::: RECORDS SUPPLIED :::

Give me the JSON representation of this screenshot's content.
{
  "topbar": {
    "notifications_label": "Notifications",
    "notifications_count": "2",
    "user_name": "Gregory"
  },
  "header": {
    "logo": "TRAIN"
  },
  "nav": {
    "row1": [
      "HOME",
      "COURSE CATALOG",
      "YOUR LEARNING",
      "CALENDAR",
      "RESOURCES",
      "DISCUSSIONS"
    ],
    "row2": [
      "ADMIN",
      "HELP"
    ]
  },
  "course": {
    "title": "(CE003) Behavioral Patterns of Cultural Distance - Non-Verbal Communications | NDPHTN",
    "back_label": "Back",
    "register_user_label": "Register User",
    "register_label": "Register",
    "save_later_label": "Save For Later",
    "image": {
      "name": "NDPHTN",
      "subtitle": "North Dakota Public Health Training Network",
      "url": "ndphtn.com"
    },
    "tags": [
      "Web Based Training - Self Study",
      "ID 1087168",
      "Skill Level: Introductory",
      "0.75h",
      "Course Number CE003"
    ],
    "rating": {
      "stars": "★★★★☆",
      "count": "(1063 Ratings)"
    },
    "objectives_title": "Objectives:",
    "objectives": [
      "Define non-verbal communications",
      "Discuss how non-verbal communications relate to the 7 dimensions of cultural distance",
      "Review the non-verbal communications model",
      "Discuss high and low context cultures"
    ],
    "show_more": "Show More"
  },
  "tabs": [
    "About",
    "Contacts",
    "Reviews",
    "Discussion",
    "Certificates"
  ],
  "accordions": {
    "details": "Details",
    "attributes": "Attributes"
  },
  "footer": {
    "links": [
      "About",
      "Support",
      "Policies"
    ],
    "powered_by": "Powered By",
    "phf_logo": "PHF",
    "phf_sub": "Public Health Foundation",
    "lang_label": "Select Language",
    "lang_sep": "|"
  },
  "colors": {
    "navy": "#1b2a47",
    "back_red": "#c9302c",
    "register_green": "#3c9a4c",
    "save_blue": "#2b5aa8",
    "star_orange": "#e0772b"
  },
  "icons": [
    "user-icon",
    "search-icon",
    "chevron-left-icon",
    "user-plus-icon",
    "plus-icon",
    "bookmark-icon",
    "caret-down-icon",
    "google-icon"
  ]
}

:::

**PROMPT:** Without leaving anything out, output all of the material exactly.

**ANSWER BOX:**
Give me the JSON representation of this screenshot's content.
{
  "topbar": {
    "notifications_label": "Notifications",
    "notifications_count": "2",
    "user_name": "Gregory"
  },
  "header": {
    "logo": "TRAIN"
  },
  "nav": {
    "row1": [
      "HOME",
      "COURSE CATALOG",
      "YOUR LEARNING",
      "CALENDAR",
      "RESOURCES",
      "DISCUSSIONS"
    ],
    "row2": [
      "ADMIN",
      "HELP"
    ]
  },
  "course": {
    "title": "(CE003) Behavioral Patterns of Cultural Distance - Non-Verbal Communications | NDPHTN",
    "back_label": "Back",
    "register_user_label": "Register User",
    "register_label": "Register",
    "save_later_label": "Save For Later",
    "image": {
      "name": "NDPHTN",
      "subtitle": "North Dakota Public Health Training Network",
      "url": "ndphtn.com"
    },
    "tags": [
      "Web Based Training - Self Study",
      "ID 1087168",
      "Skill Level: Introductory",
      "0.75h",
      "Course Number CE003"
    ],
    "rating": {
      "stars": "★★★★☆",
      "count": "(1063 Ratings)"
    },
    "objectives_title": "Objectives:",
    "objectives": [
      "Define non-verbal communications",
      "Discuss how non-verbal communications relate to the 7 dimensions of cultural distance",
      "Review the non-verbal communications model",
      "Discuss high and low context cultures"
    ],
    "show_more": "Show More"
  },
  "tabs": [
    "About",
    "Contacts",
    "Reviews",
    "Discussion",
    "Certificates"
  ],
  "accordions": {
    "details": "Details",
    "attributes": "Attributes"
  },
  "footer": {
    "links": [
      "About",
      "Support",
      "Policies"
    ],
    "powered_by": "Powered By",
    "phf_logo": "PHF",
    "phf_sub": "Public Health Foundation",
    "lang_label": "Select Language",
    "lang_sep": "|"
  },
  "colors": {
    "navy": "#1b2a47",
    "back_red": "#c9302c",
    "register_green": "#3c9a4c",
    "save_blue": "#2b5aa8",
    "star_orange": "#e0772b"
  },
  "icons": [
    "user-icon",
    "search-icon",
    "chevron-left-icon",
    "user-plus-icon",
    "plus-icon",
    "bookmark-icon",
    "caret-down-icon",
    "google-icon"
  ]
}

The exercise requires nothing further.